Pacha immediately ordered her unit not to retaliate (eco-guards have mandate to arrest, make use of their firearms, and even pursue offenders as far as 50 kilometers outside of a protected area) and was at the front of it all, ready to try to communicate and engage with the villagers, yet unfortunately suffered a blow to the head during the clash and was rendered unconscious for half a day.
“My right eye received a shock and I lost consciousness,” she told me in French, with a faraway stare as we stood in Djolu several months later, beside a reddish-brown outer office wall made of adobe. Stones, branches, machetes, bows-and-arrows, and the odd gun were used against her patrol by the villagers that day. “I awoke at our base.”
As a result of her injury, Pacha was first evacuated to Djolu town, a half-day’s ride away, and then to Kinshasa for appropriate treatment.
The amazing part of this story is that, following her own request to the Head Warden, Pacha returned to the field in late June!
Setting an Example for Strong Women in Conservation
I had the opportunity to talk to her for a while at AWF’s Djolu office shortly before she left for the reserve on a motorcycle loaded with her two dark suitcases. Indeed, it was a privilege — Pacha is, without a doubt, a perfect example of the strong women in conservation whom AWF highlighted in connection with the recent 25th AU Summit in South Africa!
You see, Pacha Lotango could easily feature in a glossy magazine, the kind that lobbies and waiting rooms lavish on customers and clients in fancy hotels and high-rise office buildings; or she could valiantly head up a sales department in a male-dominated Congo service industry, positively conveying naturally expected corporate values, such as integrity, caring, teamwork, commitment, and responsibility to a T.
And yet, for reasons that no doubt elude many of us, the path she chose — not long after receiving her Bachelor’s Degree in commerce from a business institute in Kisangani — takes her to the often unwelcoming, unpredictable outdoors, dressed in green khakis, heavy army boots and carrying a 20-30 pounds rucksack on her back for hours at a time.
Pacha is exceptional; a pioneer humbly enacting positive change and demonstrating incredible courage. Can you imagine facing a strange man with a 12-gauge hunting rifle (their favorite weapon) deep in a dark forest?
In the meantime, it’s worth remembering that women in the DRC have not yet gained gender parity. Women (and girls) in the country face multiple disadvantages such as access to education (especially secondary and above). DRC figures from the United Nations Human Development Reports show that only 10 percent of women aged 25-and-above have at least some secondary education, and that 13 percent of women typically give birth to a first child between ages 15 and 19.

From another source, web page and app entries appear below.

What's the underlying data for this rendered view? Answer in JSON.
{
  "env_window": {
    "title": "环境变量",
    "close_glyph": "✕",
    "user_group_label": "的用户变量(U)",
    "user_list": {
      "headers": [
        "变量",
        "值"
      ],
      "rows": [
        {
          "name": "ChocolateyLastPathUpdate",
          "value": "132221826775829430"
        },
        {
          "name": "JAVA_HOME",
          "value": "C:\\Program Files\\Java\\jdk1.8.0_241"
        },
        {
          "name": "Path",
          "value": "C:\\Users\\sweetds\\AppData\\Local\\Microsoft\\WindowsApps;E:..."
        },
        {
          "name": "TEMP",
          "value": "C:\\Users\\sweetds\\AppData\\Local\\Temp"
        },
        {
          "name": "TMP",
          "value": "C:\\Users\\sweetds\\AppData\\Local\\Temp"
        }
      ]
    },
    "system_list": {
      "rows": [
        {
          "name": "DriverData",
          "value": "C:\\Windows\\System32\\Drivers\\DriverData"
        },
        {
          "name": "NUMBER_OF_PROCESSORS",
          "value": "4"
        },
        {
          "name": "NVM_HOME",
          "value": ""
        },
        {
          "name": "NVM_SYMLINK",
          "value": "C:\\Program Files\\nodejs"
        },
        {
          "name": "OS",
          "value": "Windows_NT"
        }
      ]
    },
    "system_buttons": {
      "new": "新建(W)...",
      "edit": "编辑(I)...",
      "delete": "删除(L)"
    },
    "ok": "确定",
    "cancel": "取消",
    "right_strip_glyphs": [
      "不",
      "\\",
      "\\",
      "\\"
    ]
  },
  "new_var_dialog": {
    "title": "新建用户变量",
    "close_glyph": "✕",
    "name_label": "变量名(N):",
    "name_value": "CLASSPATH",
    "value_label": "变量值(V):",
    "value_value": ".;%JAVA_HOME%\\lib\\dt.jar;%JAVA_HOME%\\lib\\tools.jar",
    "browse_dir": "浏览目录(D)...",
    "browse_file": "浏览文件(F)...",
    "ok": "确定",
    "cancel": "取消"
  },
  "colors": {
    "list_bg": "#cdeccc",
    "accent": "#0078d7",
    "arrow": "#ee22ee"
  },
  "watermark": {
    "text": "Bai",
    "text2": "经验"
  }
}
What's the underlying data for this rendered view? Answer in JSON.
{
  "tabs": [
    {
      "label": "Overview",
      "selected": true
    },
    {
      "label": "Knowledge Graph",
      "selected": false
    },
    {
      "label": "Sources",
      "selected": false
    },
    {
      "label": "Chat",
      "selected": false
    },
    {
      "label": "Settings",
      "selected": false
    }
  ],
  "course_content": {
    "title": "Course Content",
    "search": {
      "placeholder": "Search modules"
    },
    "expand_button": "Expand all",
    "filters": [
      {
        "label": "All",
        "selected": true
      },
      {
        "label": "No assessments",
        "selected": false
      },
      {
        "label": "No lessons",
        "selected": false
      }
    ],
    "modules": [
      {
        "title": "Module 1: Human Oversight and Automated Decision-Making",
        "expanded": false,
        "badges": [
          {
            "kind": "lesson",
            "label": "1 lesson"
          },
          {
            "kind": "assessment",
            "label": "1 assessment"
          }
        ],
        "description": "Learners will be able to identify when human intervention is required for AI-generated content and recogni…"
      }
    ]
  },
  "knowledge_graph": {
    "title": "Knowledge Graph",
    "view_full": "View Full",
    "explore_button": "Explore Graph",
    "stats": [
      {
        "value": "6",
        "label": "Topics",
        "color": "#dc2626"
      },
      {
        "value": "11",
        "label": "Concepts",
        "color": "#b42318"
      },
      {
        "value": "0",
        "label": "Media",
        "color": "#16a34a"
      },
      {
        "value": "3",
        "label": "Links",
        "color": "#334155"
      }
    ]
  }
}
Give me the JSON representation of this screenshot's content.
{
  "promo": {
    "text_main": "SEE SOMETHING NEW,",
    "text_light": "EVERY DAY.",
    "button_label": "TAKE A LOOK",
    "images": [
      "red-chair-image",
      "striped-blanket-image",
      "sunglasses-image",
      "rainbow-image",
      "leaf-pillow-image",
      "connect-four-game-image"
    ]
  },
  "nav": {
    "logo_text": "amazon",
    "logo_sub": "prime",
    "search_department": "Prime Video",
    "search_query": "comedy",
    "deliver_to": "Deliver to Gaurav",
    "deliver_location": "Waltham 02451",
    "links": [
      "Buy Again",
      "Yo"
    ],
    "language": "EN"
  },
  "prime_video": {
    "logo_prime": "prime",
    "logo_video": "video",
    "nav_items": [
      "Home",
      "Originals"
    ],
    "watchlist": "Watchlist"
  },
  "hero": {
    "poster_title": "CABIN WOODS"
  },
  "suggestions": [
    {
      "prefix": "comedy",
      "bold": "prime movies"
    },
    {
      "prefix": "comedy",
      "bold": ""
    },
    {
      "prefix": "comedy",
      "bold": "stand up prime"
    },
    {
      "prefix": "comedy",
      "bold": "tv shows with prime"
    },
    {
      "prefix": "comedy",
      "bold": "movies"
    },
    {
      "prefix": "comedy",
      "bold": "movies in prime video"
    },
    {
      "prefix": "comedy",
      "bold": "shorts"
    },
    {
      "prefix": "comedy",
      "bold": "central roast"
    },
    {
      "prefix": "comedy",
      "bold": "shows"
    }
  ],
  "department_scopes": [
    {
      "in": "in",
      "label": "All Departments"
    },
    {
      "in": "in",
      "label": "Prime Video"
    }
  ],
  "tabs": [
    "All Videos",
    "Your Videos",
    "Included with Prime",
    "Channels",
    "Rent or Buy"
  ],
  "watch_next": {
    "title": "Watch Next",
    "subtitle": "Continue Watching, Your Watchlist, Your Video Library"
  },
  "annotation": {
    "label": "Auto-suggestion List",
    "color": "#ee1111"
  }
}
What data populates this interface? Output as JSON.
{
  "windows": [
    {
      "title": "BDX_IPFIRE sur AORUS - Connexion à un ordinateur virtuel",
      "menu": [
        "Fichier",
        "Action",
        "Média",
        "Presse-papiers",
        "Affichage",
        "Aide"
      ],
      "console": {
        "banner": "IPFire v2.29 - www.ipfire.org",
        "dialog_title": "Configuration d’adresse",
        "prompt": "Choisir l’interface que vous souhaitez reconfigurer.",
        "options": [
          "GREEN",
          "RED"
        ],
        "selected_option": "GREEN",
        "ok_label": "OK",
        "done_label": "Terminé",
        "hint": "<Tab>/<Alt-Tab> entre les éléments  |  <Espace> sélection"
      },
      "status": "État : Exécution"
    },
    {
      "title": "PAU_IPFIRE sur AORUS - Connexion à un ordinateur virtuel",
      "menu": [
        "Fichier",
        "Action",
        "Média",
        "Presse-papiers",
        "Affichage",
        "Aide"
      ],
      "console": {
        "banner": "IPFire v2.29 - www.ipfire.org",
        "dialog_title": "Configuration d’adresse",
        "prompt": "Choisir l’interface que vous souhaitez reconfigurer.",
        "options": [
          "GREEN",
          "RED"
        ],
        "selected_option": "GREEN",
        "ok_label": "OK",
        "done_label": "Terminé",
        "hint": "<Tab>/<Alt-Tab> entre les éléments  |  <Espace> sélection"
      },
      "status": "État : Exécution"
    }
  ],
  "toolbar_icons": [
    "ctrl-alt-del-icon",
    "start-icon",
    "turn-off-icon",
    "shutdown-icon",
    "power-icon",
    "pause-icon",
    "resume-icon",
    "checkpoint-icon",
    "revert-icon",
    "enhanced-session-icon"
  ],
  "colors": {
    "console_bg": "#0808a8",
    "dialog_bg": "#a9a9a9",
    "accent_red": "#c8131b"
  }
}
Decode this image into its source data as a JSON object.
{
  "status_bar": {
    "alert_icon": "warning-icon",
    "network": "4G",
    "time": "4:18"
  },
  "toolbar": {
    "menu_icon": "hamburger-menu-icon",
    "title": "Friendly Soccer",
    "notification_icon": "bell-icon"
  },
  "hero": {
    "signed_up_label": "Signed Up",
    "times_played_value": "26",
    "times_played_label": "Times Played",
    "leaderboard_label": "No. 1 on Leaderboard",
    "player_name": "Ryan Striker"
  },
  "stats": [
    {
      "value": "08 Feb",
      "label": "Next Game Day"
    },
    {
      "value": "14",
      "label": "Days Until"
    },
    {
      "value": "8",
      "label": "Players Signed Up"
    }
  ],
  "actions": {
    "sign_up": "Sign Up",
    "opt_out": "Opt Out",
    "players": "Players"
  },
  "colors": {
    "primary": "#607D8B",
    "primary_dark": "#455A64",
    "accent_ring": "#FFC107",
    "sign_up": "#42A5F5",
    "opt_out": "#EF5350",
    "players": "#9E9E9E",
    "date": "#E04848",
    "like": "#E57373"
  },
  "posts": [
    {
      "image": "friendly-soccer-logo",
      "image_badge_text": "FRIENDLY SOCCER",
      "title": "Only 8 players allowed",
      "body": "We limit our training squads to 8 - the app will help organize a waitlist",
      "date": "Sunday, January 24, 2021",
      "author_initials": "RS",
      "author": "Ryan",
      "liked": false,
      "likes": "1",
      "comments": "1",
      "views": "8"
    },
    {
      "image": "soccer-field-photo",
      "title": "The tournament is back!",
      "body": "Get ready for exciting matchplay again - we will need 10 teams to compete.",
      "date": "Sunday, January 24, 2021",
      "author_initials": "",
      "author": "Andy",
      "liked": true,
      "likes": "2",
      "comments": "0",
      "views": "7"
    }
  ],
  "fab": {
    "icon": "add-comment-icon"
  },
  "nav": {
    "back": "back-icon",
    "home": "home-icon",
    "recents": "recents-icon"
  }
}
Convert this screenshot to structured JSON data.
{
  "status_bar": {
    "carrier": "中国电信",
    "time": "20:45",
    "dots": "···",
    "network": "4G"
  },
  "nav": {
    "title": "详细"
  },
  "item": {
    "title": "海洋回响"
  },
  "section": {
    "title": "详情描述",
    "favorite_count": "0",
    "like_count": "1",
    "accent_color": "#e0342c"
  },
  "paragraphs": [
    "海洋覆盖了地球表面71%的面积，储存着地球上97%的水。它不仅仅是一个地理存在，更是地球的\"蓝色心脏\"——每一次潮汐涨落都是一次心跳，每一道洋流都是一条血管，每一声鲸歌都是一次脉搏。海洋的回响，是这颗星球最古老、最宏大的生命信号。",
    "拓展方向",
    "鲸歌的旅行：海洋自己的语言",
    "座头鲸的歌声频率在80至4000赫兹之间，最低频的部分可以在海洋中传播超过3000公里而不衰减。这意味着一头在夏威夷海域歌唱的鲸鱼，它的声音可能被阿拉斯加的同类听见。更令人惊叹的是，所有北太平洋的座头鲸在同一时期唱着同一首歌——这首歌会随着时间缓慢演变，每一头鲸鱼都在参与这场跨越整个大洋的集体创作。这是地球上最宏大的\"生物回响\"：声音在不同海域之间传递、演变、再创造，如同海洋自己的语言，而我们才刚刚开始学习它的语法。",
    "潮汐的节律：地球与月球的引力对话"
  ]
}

Ensuring women have access to a variety of jobs and can become self-reliant is a hallmark of AWF’s community work. See how we’re working with women in the DRC to establish new sources of income, here.